== Required action ==
Your answer must be an exact copy of the records, minus any pictures.

************

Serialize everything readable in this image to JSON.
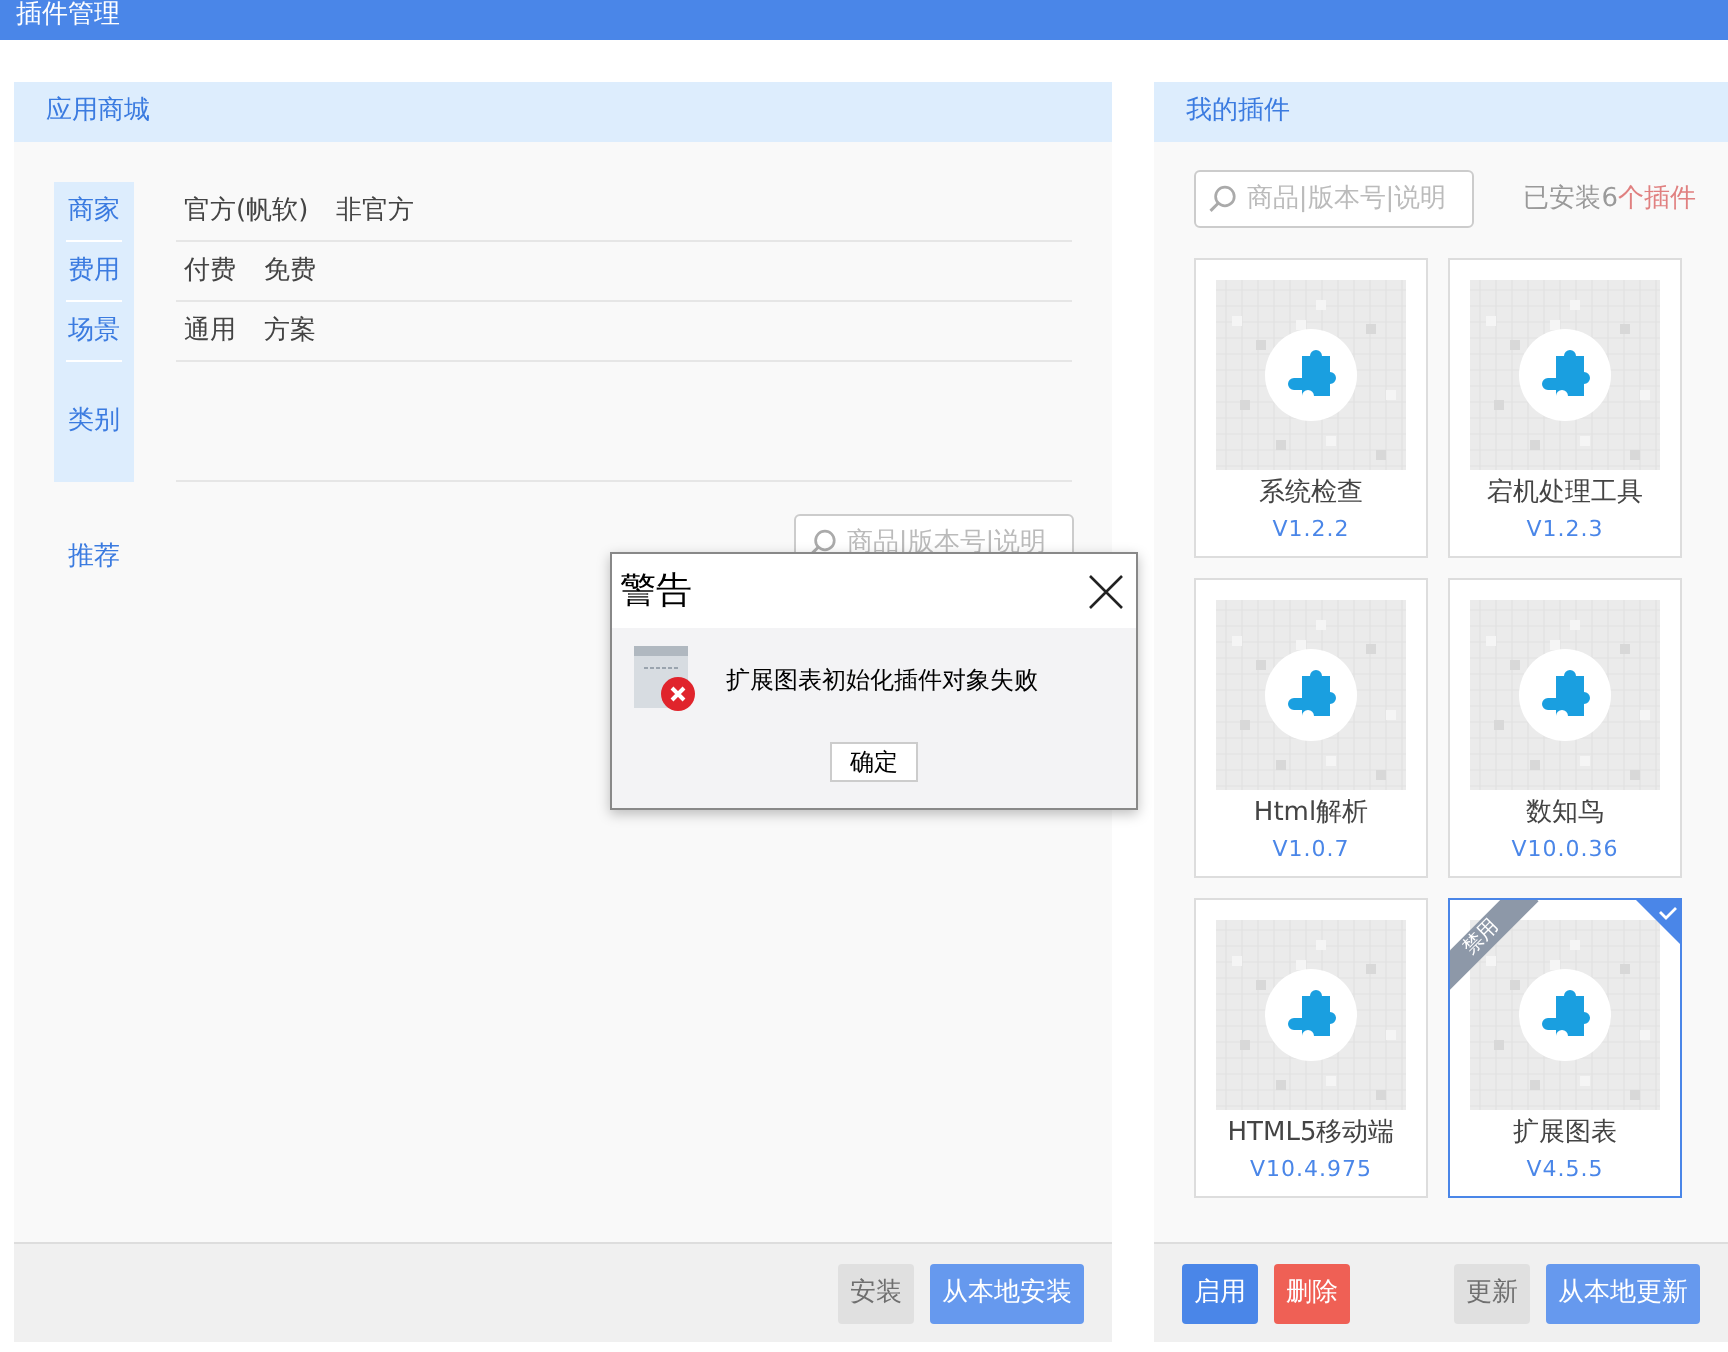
{
  "title": "插件管理",
  "store": {
    "title": "应用商城",
    "filters": [
      {
        "label": "商家",
        "options": [
          "官方(帆软)",
          "非官方"
        ]
      },
      {
        "label": "费用",
        "options": [
          "付费",
          "免费"
        ]
      },
      {
        "label": "场景",
        "options": [
          "通用",
          "方案"
        ]
      },
      {
        "label": "类别"
      }
    ],
    "recommend": "推荐",
    "search": {
      "placeholder": "商品|版本号|说明"
    },
    "buttons": [
      {
        "label": "安装",
        "kind": "primary",
        "disabled": true
      },
      {
        "label": "从本地安装",
        "kind": "primary",
        "disabled": false
      }
    ]
  },
  "mine": {
    "title": "我的插件",
    "search": {
      "placeholder": "商品|版本号|说明"
    },
    "count": {
      "text": "已安装6",
      "highlight": "个插件"
    },
    "plugins": [
      {
        "name": "系统检查",
        "version": "V1.2.2",
        "selected": false
      },
      {
        "name": "宕机处理工具",
        "version": "V1.2.3",
        "selected": false
      },
      {
        "name": "Html解析",
        "version": "V1.0.7",
        "selected": false
      },
      {
        "name": "数知鸟",
        "version": "V10.0.36",
        "selected": false
      },
      {
        "name": "HTML5移动端",
        "version": "V10.4.975",
        "selected": false
      },
      {
        "name": "扩展图表",
        "version": "V4.5.5",
        "selected": true,
        "ribbon": "禁用"
      }
    ],
    "left_buttons": [
      {
        "label": "启用",
        "kind": "primary",
        "disabled": false
      },
      {
        "label": "删除",
        "kind": "danger",
        "disabled": false
      }
    ],
    "right_buttons": [
      {
        "label": "更新",
        "kind": "primary",
        "disabled": true
      },
      {
        "label": "从本地更新",
        "kind": "primary",
        "disabled": false
      }
    ]
  },
  "dialog": {
    "title": "警告",
    "message": "扩展图表初始化插件对象失败",
    "button": "确定"
  }
}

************

== Output of the exercise ==
Serialize everything readable in this image to JSON.
{
  "title": "插件管理",
  "store": {
    "title": "应用商城",
    "filters": [
      {
        "label": "商家",
        "options": [
          "官方(帆软)",
          "非官方"
        ]
      },
      {
        "label": "费用",
        "options": [
          "付费",
          "免费"
        ]
      },
      {
        "label": "场景",
        "options": [
          "通用",
          "方案"
        ]
      },
      {
        "label": "类别"
      }
    ],
    "recommend": "推荐",
    "search": {
      "placeholder": "商品|版本号|说明"
    },
    "buttons": [
      {
        "label": "安装",
        "kind": "primary",
        "disabled": true
      },
      {
        "label": "从本地安装",
        "kind": "primary",
        "disabled": false
      }
    ]
  },
  "mine": {
    "title": "我的插件",
    "search": {
      "placeholder": "商品|版本号|说明"
    },
    "count": {
      "text": "已安装6",
      "highlight": "个插件"
    },
    "plugins": [
      {
        "name": "系统检查",
        "version": "V1.2.2",
        "selected": false
      },
      {
        "name": "宕机处理工具",
        "version": "V1.2.3",
        "selected": false
      },
      {
        "name": "Html解析",
        "version": "V1.0.7",
        "selected": false
      },
      {
        "name": "数知鸟",
        "version": "V10.0.36",
        "selected": false
      },
      {
        "name": "HTML5移动端",
        "version": "V10.4.975",
        "selected": false
      },
      {
        "name": "扩展图表",
        "version": "V4.5.5",
        "selected": true,
        "ribbon": "禁用"
      }
    ],
    "left_buttons": [
      {
        "label": "启用",
        "kind": "primary",
        "disabled": false
      },
      {
        "label": "删除",
        "kind": "danger",
        "disabled": false
      }
    ],
    "right_buttons": [
      {
        "label": "更新",
        "kind": "primary",
        "disabled": true
      },
      {
        "label": "从本地更新",
        "kind": "primary",
        "disabled": false
      }
    ]
  },
  "dialog": {
    "title": "警告",
    "message": "扩展图表初始化插件对象失败",
    "button": "确定"
  }
}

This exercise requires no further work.